■ **Exercise aim**
Scan the lines below for the string "Отработано". Reply with how many match, and no other words.

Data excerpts
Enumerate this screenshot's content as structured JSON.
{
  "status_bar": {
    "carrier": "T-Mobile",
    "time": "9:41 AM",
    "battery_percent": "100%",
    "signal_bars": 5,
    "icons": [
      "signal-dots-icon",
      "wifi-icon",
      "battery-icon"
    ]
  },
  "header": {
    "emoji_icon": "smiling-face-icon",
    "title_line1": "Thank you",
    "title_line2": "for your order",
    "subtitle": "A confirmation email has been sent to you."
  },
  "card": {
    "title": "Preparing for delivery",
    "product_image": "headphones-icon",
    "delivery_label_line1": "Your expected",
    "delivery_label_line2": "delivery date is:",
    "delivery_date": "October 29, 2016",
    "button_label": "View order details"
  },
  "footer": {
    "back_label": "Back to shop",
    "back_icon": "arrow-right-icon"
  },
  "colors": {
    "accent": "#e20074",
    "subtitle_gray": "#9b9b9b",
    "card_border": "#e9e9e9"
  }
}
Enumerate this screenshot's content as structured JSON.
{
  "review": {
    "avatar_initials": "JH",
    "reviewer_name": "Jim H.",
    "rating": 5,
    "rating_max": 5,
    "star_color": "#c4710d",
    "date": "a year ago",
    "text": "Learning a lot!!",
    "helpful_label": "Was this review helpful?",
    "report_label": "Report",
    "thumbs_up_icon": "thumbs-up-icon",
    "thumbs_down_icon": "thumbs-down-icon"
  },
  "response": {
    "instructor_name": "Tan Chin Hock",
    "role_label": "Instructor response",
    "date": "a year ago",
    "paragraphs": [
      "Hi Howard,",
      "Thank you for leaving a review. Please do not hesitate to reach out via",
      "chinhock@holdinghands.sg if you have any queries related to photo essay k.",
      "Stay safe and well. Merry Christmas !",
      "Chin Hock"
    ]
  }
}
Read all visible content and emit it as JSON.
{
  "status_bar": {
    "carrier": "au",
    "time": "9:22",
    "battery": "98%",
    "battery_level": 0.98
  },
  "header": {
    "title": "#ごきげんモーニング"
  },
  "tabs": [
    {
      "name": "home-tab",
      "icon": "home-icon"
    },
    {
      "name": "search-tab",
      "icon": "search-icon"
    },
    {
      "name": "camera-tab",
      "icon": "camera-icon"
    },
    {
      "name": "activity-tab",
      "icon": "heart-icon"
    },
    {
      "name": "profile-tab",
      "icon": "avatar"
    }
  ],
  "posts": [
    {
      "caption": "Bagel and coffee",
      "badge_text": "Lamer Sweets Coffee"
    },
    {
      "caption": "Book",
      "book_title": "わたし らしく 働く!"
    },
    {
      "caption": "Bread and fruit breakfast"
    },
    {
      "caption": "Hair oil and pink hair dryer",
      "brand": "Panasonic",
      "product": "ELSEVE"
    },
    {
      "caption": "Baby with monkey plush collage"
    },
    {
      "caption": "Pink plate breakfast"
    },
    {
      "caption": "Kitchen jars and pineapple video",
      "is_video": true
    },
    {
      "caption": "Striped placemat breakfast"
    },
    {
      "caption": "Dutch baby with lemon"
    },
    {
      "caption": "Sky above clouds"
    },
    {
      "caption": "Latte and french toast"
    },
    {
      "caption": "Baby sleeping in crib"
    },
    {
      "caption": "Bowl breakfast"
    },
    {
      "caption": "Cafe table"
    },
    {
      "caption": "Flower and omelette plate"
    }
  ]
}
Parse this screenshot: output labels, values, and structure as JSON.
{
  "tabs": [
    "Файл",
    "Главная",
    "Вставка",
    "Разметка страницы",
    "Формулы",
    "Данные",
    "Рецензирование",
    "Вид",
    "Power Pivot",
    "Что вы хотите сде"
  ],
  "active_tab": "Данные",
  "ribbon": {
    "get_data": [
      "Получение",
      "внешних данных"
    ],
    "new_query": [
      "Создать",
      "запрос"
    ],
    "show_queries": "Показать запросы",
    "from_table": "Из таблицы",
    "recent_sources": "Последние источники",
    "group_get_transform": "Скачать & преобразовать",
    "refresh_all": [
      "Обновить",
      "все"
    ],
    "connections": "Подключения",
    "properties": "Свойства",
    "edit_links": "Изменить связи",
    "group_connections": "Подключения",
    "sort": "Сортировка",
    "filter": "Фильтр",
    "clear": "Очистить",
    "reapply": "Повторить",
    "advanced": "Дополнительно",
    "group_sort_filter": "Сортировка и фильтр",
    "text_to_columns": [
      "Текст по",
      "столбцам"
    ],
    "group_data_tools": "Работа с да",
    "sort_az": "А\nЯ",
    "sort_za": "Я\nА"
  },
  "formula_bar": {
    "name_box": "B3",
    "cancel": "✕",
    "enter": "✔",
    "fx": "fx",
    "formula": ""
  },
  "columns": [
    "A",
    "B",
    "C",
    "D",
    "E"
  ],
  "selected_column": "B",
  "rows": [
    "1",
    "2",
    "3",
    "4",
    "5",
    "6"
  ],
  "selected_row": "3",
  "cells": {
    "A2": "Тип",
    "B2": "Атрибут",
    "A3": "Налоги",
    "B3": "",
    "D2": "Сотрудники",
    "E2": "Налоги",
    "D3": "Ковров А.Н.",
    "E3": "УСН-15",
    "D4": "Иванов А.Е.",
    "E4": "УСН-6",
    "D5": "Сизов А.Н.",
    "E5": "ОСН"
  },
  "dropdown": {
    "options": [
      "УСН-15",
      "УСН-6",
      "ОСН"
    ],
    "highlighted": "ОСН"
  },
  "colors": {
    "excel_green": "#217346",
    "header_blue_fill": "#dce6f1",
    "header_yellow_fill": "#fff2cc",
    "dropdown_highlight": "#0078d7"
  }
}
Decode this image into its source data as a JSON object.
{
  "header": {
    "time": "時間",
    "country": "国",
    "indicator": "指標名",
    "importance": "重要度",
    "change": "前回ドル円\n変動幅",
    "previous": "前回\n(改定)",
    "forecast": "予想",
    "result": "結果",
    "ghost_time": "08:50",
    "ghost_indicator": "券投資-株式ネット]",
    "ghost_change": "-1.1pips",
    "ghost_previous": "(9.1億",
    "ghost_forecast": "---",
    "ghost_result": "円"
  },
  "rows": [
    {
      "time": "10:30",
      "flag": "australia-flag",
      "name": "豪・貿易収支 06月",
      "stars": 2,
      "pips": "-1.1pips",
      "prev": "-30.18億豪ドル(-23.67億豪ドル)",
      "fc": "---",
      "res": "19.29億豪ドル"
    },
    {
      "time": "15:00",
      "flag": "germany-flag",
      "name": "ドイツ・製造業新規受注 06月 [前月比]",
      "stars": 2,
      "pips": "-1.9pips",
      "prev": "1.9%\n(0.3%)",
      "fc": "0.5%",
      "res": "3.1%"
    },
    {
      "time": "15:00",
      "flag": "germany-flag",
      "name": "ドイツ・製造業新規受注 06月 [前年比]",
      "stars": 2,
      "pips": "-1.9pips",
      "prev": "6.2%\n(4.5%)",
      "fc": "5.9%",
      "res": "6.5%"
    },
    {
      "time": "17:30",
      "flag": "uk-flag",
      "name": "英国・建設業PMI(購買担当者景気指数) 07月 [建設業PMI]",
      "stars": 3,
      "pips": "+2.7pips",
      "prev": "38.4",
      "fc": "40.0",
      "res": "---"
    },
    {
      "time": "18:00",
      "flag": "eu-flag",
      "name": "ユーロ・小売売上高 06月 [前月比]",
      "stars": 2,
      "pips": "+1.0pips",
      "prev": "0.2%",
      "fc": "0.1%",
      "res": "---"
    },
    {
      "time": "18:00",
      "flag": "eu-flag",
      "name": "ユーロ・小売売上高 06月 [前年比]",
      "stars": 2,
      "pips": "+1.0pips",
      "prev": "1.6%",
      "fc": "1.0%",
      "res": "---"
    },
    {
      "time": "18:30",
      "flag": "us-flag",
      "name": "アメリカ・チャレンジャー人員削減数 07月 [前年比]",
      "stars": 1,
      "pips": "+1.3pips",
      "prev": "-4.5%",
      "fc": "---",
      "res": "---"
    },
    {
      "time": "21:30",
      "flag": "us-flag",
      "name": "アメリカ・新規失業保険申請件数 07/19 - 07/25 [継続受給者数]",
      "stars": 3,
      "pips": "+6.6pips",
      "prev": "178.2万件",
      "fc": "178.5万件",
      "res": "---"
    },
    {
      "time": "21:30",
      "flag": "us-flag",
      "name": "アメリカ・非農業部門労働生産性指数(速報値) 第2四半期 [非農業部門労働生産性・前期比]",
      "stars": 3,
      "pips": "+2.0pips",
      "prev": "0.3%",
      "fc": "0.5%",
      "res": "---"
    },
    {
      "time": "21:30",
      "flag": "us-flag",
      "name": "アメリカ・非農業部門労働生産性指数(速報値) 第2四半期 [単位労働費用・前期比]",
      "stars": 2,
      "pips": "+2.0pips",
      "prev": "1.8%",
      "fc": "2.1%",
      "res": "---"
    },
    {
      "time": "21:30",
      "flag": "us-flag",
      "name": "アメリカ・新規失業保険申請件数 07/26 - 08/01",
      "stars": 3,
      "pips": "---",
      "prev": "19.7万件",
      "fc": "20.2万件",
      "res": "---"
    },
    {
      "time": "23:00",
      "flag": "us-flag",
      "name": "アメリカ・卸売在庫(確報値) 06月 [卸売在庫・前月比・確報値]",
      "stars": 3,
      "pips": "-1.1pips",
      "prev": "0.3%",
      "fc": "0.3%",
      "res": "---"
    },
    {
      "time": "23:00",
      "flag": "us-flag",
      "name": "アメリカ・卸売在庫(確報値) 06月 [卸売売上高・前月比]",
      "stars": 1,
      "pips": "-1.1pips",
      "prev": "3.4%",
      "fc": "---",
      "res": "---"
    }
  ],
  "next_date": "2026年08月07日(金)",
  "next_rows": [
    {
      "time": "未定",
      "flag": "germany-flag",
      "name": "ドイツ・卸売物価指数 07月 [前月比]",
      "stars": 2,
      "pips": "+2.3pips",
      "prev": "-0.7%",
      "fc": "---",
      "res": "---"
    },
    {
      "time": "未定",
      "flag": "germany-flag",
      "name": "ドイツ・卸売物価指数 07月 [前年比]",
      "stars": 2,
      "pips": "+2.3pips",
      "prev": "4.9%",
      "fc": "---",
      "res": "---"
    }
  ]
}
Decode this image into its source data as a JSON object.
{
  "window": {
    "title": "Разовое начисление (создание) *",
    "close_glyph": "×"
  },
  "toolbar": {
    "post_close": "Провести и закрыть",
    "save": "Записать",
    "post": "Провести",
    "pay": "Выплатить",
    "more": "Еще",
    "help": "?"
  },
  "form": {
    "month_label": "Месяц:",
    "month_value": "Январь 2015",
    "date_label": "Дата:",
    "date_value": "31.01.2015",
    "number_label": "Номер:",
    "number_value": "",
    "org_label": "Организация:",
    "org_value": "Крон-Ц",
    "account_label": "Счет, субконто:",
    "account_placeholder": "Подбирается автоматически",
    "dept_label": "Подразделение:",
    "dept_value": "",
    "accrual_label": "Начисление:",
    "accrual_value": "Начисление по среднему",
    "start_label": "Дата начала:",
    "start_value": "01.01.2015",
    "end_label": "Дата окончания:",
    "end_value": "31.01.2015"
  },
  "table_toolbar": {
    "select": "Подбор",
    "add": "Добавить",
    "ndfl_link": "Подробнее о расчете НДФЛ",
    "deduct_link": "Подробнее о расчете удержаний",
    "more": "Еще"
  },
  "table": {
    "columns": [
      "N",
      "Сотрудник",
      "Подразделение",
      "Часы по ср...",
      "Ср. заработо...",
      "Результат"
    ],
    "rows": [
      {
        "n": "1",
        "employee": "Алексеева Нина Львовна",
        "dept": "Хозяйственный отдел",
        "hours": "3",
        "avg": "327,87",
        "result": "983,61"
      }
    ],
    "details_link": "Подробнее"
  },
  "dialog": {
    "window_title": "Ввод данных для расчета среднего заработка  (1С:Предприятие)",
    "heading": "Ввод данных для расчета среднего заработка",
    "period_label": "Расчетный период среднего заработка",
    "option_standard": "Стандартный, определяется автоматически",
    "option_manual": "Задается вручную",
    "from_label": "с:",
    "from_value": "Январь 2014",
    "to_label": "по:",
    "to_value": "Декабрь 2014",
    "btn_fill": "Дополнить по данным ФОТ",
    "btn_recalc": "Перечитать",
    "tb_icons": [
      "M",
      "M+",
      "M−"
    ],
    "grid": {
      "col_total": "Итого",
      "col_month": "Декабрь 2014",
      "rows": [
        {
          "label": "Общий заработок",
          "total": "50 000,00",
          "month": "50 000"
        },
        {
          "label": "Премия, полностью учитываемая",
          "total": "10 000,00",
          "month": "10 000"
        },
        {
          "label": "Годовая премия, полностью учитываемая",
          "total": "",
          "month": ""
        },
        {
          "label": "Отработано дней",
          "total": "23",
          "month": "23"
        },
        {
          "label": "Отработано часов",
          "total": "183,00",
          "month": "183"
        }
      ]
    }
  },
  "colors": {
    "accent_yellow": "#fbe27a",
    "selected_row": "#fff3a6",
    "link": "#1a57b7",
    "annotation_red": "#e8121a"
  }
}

■ **Written answer**
2